This perspective is why I found the graphic for this weekend particularly moving. I stared at these two pages in disbelief. I had found the origins of what I guess you could call “dumb growth” in Richmond. I don’t want to make it personal if you live on a cul-de-sac … it’s not about that it’s about how the city functions as a whole. During the 40s, Richmond embarked on a planning process to move the city into the twentieth century. As a part of this proces, the planning firm, Harland Bartholomew and Associates, developed this “bad/good” depiction of urban forms. Over sixty years later, many people are still busy working to undo the spirit of this graphic and its affect on the American city: curvy roads, culs de sac, congested arteries, and a general disconnect between most segments of metropolitan society.
On May 31, 1950, the Richmond Times-Dispatch ran a cartoon titled “They’ll Do It Every Time.” I guess the “bad driver” trope was the 1950s alternative to the “captive wife.” It’s pretty self explanatory:
On Nov. 2, 1951, Citizens for Traffic Relief ran a political ad in the Richmond Times-Dispatch titled “Why Are Freeways Built in Cities?” This ad was purchased in anticipation of the second public referendum related to the Richmond-Petersburg Turnpike (which failed). It reads,

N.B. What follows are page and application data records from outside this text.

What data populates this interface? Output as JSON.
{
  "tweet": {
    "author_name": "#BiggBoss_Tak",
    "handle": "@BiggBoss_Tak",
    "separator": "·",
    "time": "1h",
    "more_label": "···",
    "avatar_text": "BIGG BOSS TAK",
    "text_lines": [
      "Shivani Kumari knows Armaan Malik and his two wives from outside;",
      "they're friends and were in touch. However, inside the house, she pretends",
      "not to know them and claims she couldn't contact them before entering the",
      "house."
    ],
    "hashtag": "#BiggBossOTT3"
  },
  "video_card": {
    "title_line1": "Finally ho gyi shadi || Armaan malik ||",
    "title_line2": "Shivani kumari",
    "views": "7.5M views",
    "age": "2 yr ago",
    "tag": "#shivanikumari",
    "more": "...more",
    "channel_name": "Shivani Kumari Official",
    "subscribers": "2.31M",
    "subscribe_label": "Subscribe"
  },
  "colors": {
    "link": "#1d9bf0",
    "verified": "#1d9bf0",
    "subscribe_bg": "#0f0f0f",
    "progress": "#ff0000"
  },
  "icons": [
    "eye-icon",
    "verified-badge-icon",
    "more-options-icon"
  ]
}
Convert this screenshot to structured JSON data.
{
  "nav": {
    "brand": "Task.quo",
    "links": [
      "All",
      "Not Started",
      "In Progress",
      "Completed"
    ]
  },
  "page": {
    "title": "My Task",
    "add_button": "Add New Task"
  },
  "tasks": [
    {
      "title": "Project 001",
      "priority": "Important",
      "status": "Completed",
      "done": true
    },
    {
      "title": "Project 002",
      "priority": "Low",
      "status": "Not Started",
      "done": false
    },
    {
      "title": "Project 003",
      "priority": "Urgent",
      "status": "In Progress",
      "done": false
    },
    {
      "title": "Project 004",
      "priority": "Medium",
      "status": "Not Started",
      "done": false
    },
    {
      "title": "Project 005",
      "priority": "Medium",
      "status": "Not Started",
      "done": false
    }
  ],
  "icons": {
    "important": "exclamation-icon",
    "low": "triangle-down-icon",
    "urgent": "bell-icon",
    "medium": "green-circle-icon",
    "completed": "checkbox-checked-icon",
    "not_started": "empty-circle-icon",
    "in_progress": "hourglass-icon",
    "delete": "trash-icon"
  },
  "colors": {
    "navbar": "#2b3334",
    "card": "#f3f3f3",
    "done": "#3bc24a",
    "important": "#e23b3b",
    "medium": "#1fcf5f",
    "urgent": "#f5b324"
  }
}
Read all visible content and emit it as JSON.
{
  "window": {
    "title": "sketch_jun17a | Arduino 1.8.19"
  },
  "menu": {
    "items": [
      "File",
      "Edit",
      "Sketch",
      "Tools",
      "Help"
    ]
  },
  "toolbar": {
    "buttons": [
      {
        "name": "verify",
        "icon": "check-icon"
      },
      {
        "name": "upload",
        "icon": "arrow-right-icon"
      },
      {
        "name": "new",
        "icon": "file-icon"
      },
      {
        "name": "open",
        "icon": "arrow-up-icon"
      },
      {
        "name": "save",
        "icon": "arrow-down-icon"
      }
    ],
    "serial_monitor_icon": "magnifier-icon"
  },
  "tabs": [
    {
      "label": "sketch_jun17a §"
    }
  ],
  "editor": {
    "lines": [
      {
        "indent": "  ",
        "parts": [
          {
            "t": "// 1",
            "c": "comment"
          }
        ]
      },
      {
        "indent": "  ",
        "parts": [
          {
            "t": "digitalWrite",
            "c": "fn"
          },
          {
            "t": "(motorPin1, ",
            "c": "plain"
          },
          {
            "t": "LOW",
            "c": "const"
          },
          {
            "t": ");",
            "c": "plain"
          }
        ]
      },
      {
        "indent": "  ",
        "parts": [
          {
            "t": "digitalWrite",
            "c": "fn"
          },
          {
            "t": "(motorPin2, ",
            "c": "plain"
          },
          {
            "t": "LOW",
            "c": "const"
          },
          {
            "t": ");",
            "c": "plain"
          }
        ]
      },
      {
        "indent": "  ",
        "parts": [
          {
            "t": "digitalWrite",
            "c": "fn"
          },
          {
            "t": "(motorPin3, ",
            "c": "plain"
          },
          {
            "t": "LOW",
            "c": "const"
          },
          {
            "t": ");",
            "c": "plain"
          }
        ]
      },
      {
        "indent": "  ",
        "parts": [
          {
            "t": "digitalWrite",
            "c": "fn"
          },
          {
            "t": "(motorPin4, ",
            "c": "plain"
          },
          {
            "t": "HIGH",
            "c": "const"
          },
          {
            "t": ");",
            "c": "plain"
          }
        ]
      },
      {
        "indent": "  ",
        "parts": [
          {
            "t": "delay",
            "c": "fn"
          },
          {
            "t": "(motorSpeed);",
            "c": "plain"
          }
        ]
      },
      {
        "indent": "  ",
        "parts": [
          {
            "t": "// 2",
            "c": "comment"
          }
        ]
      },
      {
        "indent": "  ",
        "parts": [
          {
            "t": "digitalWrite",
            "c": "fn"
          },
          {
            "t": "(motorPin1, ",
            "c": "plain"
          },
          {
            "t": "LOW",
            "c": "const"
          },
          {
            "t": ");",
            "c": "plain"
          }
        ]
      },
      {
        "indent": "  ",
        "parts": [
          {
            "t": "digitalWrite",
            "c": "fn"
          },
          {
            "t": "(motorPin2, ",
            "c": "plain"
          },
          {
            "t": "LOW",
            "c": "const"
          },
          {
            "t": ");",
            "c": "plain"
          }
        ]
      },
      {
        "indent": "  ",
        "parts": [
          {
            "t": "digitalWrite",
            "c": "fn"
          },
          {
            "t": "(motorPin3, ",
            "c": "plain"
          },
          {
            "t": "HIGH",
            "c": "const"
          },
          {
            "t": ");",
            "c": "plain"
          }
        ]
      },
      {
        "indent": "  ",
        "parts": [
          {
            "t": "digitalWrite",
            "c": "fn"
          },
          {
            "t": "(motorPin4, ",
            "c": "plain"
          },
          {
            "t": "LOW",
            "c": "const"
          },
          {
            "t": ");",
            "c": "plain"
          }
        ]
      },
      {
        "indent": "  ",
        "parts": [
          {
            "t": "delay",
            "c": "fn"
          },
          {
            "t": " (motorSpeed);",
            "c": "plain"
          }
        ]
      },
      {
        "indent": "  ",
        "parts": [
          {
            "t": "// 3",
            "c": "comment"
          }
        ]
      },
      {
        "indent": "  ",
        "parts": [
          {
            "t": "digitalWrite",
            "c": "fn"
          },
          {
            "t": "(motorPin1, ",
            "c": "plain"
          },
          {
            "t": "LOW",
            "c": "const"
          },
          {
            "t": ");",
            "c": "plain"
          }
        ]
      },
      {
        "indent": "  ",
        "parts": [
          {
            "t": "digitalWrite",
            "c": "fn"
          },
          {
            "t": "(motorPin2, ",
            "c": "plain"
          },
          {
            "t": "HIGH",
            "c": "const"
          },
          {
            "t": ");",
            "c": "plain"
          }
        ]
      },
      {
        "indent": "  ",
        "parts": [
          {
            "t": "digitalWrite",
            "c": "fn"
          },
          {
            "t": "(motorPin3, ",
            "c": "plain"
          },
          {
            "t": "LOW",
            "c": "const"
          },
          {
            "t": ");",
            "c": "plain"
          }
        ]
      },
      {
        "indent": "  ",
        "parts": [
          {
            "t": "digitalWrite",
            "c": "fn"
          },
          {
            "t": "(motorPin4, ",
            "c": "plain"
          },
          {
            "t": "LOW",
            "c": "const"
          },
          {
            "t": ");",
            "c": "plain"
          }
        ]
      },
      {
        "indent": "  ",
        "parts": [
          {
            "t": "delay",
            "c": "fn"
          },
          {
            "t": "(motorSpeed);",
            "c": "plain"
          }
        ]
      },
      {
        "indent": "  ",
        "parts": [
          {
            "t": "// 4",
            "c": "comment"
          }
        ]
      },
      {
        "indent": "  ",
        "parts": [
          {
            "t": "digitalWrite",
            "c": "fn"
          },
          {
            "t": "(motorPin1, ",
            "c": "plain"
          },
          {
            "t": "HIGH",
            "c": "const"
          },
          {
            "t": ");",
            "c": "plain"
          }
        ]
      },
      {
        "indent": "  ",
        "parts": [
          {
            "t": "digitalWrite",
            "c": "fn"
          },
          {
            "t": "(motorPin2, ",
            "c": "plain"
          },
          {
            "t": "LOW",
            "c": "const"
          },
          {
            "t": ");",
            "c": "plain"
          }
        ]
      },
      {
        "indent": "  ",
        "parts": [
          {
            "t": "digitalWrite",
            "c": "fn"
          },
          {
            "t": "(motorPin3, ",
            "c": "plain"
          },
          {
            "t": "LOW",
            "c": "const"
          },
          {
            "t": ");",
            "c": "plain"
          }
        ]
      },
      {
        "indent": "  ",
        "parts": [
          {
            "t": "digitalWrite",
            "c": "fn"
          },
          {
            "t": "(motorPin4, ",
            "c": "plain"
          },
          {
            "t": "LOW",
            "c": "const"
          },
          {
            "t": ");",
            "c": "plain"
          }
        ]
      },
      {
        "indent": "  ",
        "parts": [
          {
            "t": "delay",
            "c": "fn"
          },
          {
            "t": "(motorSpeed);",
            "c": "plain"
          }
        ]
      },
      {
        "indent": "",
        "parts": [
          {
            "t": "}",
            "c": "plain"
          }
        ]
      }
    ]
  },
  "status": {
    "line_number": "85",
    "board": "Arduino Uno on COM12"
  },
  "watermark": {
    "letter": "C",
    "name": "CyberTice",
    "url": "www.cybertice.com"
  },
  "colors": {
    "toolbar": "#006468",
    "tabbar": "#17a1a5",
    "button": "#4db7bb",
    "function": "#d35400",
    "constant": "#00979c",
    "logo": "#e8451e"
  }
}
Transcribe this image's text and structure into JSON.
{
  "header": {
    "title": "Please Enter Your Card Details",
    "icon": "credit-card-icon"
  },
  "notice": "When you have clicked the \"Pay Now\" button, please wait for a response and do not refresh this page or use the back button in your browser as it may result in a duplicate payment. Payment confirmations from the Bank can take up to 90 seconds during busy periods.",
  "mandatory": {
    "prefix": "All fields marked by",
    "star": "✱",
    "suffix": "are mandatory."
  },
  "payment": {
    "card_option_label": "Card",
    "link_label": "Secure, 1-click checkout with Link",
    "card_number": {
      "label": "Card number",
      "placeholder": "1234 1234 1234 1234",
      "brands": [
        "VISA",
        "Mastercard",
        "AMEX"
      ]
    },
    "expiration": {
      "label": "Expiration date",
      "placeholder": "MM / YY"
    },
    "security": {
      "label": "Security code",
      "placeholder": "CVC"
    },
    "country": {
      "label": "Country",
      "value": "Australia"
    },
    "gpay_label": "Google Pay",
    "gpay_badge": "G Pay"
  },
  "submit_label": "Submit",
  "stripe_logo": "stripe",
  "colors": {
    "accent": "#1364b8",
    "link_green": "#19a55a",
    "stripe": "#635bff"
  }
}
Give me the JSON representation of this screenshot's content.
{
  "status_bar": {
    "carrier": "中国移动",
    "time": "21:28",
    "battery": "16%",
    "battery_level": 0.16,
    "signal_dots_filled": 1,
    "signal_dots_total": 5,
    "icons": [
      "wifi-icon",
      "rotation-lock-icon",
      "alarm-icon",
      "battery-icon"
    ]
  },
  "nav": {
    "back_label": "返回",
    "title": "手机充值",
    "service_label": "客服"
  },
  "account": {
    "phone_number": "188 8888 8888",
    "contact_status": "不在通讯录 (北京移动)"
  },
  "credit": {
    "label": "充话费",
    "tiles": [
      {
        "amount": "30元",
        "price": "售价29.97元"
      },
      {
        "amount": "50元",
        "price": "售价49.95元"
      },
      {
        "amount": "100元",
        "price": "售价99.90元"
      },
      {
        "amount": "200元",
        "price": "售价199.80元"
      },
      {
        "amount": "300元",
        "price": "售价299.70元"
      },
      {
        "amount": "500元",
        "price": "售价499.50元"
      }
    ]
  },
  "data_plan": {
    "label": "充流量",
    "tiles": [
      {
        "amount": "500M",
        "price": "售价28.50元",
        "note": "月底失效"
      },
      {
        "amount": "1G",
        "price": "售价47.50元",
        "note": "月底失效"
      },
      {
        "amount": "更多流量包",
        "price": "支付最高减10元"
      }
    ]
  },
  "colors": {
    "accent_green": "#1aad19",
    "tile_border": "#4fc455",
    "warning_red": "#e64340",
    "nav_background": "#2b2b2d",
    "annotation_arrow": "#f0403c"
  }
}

This as was especially interesting to me as a child of Texas. Looking back 60 years it’s amazing that it seemed like a good idea to pattern Richmond’s regional development after a city like Houston.